* WHAT IS REQUIRED
Whenever a line carries the word "this", pull it out of the entries.

* DATA FOR ANALYSIS
§
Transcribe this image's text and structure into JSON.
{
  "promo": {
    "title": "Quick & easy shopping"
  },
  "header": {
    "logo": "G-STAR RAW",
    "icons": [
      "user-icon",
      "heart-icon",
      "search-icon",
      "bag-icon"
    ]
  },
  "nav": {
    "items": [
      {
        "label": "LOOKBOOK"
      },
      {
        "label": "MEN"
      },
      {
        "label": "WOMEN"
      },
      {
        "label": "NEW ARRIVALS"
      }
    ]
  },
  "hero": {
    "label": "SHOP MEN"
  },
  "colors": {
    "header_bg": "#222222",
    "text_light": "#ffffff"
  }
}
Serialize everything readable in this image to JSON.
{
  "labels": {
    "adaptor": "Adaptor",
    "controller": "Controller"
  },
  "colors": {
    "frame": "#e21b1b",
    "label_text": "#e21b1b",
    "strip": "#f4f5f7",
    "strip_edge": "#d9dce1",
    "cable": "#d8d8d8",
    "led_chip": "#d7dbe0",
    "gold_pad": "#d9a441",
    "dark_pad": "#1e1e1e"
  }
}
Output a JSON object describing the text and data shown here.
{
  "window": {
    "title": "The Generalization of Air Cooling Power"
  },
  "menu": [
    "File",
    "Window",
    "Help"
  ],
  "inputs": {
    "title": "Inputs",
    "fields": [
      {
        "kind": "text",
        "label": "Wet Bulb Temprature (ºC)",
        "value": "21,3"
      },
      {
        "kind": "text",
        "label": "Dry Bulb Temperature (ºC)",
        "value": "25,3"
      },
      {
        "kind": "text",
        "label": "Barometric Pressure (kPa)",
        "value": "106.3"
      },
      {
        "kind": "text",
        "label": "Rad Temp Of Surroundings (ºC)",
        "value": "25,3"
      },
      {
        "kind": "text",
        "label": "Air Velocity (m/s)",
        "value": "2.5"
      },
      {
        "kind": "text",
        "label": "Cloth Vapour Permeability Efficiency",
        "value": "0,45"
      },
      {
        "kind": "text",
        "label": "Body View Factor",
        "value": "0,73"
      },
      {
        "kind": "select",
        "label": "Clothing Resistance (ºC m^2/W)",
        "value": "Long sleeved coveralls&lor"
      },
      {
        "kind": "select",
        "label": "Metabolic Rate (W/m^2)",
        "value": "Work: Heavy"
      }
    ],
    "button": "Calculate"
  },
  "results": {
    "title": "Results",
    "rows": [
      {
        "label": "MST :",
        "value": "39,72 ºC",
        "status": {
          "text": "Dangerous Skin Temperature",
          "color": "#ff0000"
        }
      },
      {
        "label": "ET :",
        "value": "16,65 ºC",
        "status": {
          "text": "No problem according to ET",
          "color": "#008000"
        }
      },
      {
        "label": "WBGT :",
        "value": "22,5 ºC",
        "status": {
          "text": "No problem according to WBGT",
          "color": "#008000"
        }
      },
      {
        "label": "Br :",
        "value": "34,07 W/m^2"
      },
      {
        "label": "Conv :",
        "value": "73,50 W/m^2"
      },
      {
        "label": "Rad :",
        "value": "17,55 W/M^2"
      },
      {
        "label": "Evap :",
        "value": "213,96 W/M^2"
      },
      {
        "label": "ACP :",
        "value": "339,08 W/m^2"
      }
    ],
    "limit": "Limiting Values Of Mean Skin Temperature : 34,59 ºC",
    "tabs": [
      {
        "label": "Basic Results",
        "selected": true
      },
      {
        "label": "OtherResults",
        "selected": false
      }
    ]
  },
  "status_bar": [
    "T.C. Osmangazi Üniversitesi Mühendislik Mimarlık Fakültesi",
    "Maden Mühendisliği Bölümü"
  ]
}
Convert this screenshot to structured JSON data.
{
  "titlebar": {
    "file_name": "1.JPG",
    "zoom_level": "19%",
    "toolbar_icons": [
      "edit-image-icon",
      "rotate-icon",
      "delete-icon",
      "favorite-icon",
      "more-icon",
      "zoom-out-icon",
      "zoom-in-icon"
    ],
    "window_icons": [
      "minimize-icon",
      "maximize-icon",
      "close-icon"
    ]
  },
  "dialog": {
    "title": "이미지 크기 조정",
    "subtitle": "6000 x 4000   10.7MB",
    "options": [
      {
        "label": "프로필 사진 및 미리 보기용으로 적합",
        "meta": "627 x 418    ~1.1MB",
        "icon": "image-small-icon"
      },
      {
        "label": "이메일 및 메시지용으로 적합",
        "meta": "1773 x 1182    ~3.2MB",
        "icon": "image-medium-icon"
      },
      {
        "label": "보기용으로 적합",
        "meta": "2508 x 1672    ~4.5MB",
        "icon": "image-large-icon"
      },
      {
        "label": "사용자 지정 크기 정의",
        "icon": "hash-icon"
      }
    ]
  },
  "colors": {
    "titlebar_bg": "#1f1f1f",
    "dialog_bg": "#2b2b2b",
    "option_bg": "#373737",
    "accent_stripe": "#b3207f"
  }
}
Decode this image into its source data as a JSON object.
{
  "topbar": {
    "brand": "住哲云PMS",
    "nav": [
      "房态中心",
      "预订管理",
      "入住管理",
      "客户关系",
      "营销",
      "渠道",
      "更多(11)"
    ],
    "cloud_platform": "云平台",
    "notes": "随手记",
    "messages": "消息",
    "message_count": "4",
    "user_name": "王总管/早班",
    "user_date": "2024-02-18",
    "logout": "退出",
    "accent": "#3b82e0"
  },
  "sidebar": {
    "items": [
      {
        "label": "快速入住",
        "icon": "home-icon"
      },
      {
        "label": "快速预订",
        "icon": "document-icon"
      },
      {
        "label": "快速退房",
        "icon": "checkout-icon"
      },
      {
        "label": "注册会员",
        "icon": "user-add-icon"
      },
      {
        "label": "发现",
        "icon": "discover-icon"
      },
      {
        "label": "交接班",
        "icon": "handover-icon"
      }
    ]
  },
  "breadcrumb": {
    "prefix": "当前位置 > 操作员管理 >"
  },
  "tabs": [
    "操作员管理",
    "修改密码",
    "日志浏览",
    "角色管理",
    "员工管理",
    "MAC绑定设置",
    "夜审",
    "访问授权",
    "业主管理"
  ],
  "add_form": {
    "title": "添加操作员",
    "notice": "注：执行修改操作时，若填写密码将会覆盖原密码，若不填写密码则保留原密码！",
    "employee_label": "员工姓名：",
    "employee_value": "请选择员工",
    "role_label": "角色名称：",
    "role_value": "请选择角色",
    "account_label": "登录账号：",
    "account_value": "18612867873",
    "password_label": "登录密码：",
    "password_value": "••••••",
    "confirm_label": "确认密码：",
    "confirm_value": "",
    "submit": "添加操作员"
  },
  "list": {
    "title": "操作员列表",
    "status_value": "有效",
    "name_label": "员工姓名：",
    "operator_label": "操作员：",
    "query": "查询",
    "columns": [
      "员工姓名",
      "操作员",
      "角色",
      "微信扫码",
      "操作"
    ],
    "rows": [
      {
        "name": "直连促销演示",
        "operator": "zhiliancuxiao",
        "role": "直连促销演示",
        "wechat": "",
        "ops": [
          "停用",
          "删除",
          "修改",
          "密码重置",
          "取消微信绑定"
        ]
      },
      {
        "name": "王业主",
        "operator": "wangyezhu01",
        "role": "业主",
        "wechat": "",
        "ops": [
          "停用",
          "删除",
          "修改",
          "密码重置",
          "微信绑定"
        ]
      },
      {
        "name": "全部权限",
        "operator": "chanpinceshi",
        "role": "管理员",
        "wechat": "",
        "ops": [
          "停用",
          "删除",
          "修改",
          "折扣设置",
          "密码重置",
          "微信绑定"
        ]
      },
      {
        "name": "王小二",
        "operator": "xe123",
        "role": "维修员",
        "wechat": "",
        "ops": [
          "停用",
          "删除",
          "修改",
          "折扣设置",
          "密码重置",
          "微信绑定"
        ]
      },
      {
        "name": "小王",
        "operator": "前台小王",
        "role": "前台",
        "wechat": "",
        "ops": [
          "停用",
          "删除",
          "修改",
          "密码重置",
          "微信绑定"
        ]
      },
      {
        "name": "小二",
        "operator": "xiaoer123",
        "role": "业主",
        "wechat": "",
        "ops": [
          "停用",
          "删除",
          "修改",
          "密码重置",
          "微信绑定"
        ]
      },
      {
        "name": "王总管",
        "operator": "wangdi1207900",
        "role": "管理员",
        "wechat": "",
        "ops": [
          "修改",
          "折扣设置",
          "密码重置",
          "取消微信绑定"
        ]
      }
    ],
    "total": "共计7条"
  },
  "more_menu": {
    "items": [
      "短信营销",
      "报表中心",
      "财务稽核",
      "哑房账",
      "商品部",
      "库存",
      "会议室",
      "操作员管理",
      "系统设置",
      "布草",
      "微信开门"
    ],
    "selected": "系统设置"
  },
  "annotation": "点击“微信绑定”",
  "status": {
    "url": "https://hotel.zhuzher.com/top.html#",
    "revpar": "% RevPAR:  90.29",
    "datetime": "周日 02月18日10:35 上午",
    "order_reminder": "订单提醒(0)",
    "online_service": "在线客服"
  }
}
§
* RESULT OF THE EXERCISE
Transcribe this image's text and structure into JSON.
Serialize everything readable in this image to JSON.
Convert this screenshot to structured JSON data.
Decode this image into its source data as a JSON object.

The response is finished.